Will Northerner was working as an installation artist at New York City’s legendary Chelsea nightclub, The Limelight, when he learned he was HIV-positive in October 1985, though he suspects he acquired the virus much earlier. “It’s a pity such knowledge can’t be discovered,” he says now about the inability to pinpoint a date.
“After 32 years, I don’t remember a hell of a lot about the doctor who told me, [other] than his nasally voice informing me that I was HIV-positive. He told me that I might expect to live perhaps three more years if I was lucky. I don’t recall much of [my] reaction other than that, with effort, I made myself remain as calm as I could in the face of a deadly viral threat. I doubt if I shed one tear, then or now… out of pity for myself.
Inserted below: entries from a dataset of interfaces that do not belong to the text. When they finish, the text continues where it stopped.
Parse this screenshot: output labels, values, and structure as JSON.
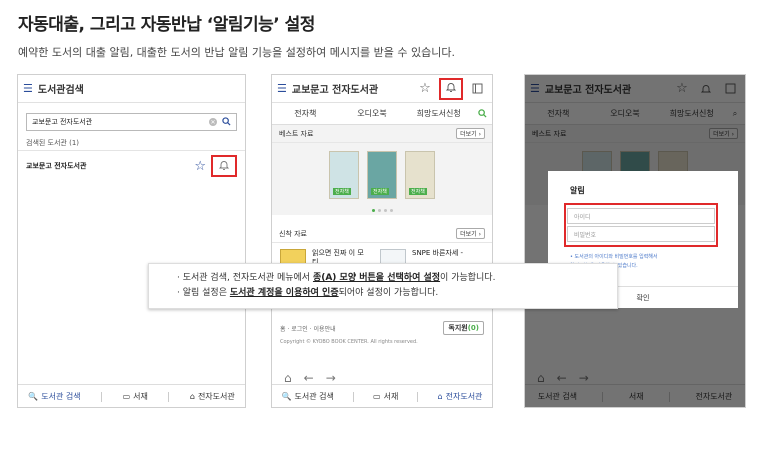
{
  "heading": {
    "title": "자동대출, 그리고 자동반납 ‘알림기능’ 설정",
    "subtitle": "예약한 도서의 대출 알림, 대출한 도서의 반납 알림 기능을 설정하여 메시지를 받을 수 있습니다."
  },
  "panel1": {
    "header_title": "도서관검색",
    "search_value": "교보문고 전자도서관",
    "searched_label": "검색된 도서관 (1)",
    "library_name": "교보문고 전자도서관"
  },
  "panel2": {
    "header_title": "교보문고 전자도서관",
    "tabs": [
      "전자책",
      "오디오북",
      "희망도서신청"
    ],
    "best_label": "베스트 자료",
    "new_label": "신착 자료",
    "more_label": "더보기 ›",
    "ebook_tag": "전자책",
    "new_book1": "읽으면 진짜 이 모티...",
    "new_book2": "SNPE 바른자세 -",
    "home_login": "홈 · 로그인 · 이용안내",
    "support_label": "독지원",
    "support_suffix": "(0)",
    "copyright": "Copyright © KYOBO BOOK CENTER. All rights reserved."
  },
  "panel3": {
    "dialog_title": "알림",
    "id_placeholder": "아이디",
    "pw_placeholder": "비밀번호",
    "dialog_note": "• 도서관의 아이디와 비밀번호를 입력해서",
    "dialog_note2": "   알림 기능을 사용할 수 있습니다.",
    "confirm_label": "확인"
  },
  "footer": {
    "search_label": "도서관 검색",
    "library_label": "서재",
    "ebook_library_label": "전자도서관"
  },
  "callout": {
    "line1_prefix": "· 도서관 검색, 전자도서관 메뉴에서 ",
    "line1_bold": "종(A) 모양 버튼을 선택하여 설정",
    "line1_suffix": "이 가능합니다.",
    "line2_prefix": "· 알림 설정은 ",
    "line2_bold": "도서관 계정을 이용하여 인증",
    "line2_suffix": "되어야 설정이 가능합니다."
  },
  "colors": {
    "highlight": "#e0292a",
    "accent_blue": "#2b4d9b",
    "accent_green": "#4cae4c"
  }
}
By 1985, I had already lost count of the people I knew who were infected or dead of AIDS…. In truth, I would have been far more surprised if I wasn’t [positive].”
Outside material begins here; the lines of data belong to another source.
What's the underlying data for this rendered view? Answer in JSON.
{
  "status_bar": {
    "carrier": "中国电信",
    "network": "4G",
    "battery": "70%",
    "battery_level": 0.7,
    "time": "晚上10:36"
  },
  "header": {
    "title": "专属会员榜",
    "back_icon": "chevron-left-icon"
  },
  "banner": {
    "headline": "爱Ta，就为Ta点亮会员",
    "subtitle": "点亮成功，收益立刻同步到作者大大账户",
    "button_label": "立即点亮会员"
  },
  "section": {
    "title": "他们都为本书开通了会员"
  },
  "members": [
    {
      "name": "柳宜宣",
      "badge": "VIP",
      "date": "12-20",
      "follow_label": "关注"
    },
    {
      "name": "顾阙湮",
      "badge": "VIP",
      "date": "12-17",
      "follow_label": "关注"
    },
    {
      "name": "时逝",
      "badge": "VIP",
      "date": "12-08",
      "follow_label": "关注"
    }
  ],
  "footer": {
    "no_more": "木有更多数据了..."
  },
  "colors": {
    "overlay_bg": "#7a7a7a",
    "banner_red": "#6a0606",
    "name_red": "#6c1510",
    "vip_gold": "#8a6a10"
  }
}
In the face of that challenge, Northerner established what he calls “my hard, fast, no-bullshit rules for maximizing my quality of living for whatever time I had left.”
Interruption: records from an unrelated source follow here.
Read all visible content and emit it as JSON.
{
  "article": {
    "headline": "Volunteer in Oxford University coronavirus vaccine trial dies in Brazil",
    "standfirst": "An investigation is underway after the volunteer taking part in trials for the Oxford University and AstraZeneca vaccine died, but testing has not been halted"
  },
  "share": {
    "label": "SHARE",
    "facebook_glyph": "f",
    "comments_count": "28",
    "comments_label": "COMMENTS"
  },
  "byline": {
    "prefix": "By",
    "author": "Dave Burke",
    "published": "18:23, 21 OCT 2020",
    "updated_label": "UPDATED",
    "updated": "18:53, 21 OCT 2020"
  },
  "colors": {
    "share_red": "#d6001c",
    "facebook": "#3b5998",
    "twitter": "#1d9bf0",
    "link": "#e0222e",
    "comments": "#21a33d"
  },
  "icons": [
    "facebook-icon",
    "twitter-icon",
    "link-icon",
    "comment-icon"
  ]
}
The rules included: “Waste absolutely no time — waste no time pretending to like people, places, or things I didn’t like at all;” making no long-term plans; avoiding stress “because stress equals death;” writing and making art every day because “succumbing to fear is not an option;” maintaining a sense of humor and cherishing friends; and a pledge: “if and when quality of life ceases, and torture in being alive begins — I would kill myself.”
The latter obviously never happened — nor did his doctor’s prediction. In fact, Northerner remained remarkably healthy and his T-cells never dropped lower than 700. Thirty-two years later, his T-cell count often hovers around 1000, while “at the same time, my viral load remains undetectable — in short, my greatest surprise is that I am still alive and healthy.”
He credits at least some of that to not being on the early treatments that proved to be incredibly toxic. “I am so fortunate that I never took AZT in the early years of the epidemic,” he says. “I watched far too many of my friends die of apparent toxic levels of AZT.”
Northerner hasn’t had to deal with the kinds of side effects plaguing so many long-term survivors. “I never noticed adverse reactions to any of the HIV-specific regimes I consumed,” and adds, “I have always been so lucky in having doctors that studied the latest breaking viral therapies and thereby prescribed them to me if they proved to be promising.”
However, HIV dramatically impacted Northerner’s mental health. Following his diagnosis, he says he gave up on all long-term plans and “waited for the major symptoms of the deadly disease to set in. Year by year, as my health remained asymptomatic, my friends died. Every month. Every week. Sometimes every day.”
Northerner says he has faced crippling depression over the ensuing years. Although he’s been diagnosed with bipolar disorder, he says the root of his depression wasn’t hard to see: “I survived an obscene number of my closest friends falling ill and dying before my eyes. It was amateurishly simple to deduce a panoply of reasons I might be terribly depressed. Surface reasons on top, but the hideous totality of pictures and vile memories, and the smells, and the tortured moods, and the inescapable tragedy and endless sorrow of watching a whole cadre of old friends — still so awfully young — wither, wilt, and die.... Yes, this got me down, way down — this made me crazy. This made me resort to oceans of self-medication… to survive.”
The ludicrously “positive effect of my experience being HIV-positive, surrounded by a growing ghost list of those displaced by AIDS, was [that] I found myself thinking ‘Holy Shit! What’s next? Ebola? Leprosy? Spontaneous combustion?’”
Today, Northerner is relatively happy and has returned to teaching and making art. For him, it’s important to share his truth, because, “if I made it this long, then anyone can."
Art by William Northerner